What are your tools for analysis?

Most of the work that we do is pretty qualitative, so we’re not interested in the kind of evaluation work that you see a lot of people doing in bad educational research. People go out and they say, “Hey, we did this thing and the kids are 5 percent more interested in being a scientist when they’re done,” or “Hey, kids did 5 percent better on a test.” Or maybe in the rigorous cases, they’re 5 percent better at a test compared to how they do when they go through this other experience. And that’s sort of OK to have these correlational results, but they don’t really tell us a lot about how people learn and they don’t really tell us very much about how people don’t learn. They don’t tell you about who’s engaged and who’s not and how and why — how they’re thinking about this stuff.

And it’s really hard to get at those sorts of things through methods other than being there and watching and interviewing and looking at the kinds of things students are making. So a lot of the work we do is around that. So for example, in the case of the networked stuff, I really want to understand how kids think about what a network is and how a network behaves and what does it mean for the kinds of problems that they’d like to solve.

“I think trying to understand how the work we do can empower people to understand and transform the world around them is sort of the thing that I’m after.”

— Ben Shapiro

Now that said, there is work we are also doing that is trying to quantify and analyze it statistically. One of the things we’re interested in is how do we create environments that nurture children’s creativity and lead them to be producing interesting novel things that are different than something someone else has made before. And so we would say upfront if you’ve got two learning environments and one is one where all the kids produce the same thing and another is one in which they all produce different things, and those different things are different solutions to a problem, we’d favor the latter one, because we believe those are the kinds of environments where kids are actually being creative and expressing ideas, much more than one where they’re going down a funnel into making the same thing. So we’re trying to develop quantitative measures for knowing when that happens.

Tools for writing?

I use LaTeX, Git, and paper. I have mounds and mounds of paper, and three shelves of notebooks. I do a lot of writing by hand, especially if I’m writing by myself. Then, I’ll typically edit while I type it up. If I’m writing with other people, I’ll use Google Docs or Share LaTeX. And I don’t know, I guess I’m not very high-tech in that way.

When I’m writing with people in LaTeX, I can write a bunch of text and comment it out as sort of a thought that’s incomplete or, maybe someone should think about too. You can’t really do that with Microsoft Word.

Tools for collaboration?

Git and Dropbox are near and dear to my heart. Lately I’ve been using Share LaTeX, but I’m interested in other sorts of collaborative writing tools. Also air and physical spaces. A lot of time you don’t need something high-tech, you just need to get together and close the door, shut your laptop and talk to each other.

So, I don’t know, for my tools for collaboration… vibrating air and ink on whiteboards? Oh, and video chats, because I have collaborators who are far away.

Your ultimate tool for discovery?

Compassion, I think.

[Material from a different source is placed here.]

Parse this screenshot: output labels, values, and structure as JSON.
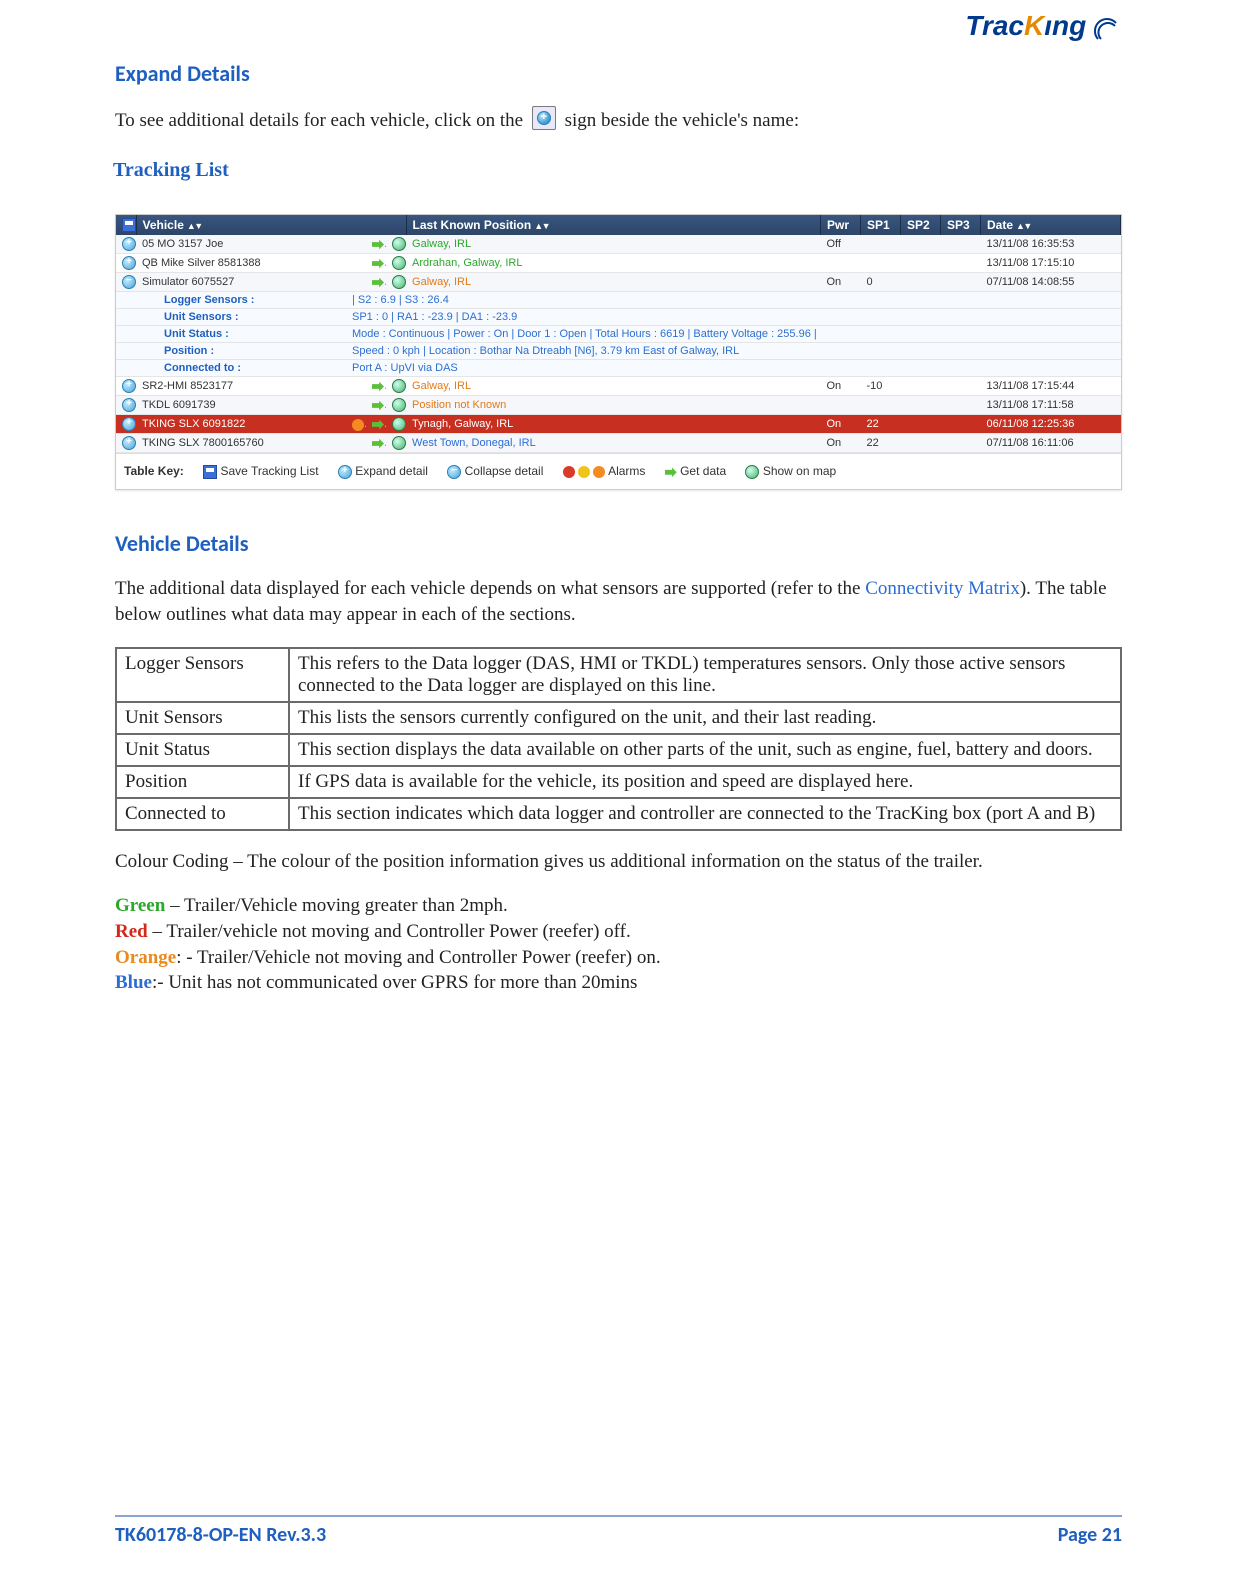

I think trying to understand how the work we do can empower people to understand and transform the world around them is sort of the thing that I’m after, and I think computation is a really powerful way to be able to do that. You know, one thing that I tell any student who wants to come work with me is, “If you are excited about having your own research project, you’ve come to the wrong lab,” because nobody works alone here, and I will not let students have their own project. There has to be at least two working together. And they can certainly have pieces of it that they are emphasizing their attention to or extra concentrating on, but nobody gets to have “my thing” and “your thing” because I don’t think people learn particularly well that way.

And also, the subject of our work is almost exclusively — in fact, I can’t think of any exceptions — about collaborative learning environments. I think it would be weird to not practice what we preach.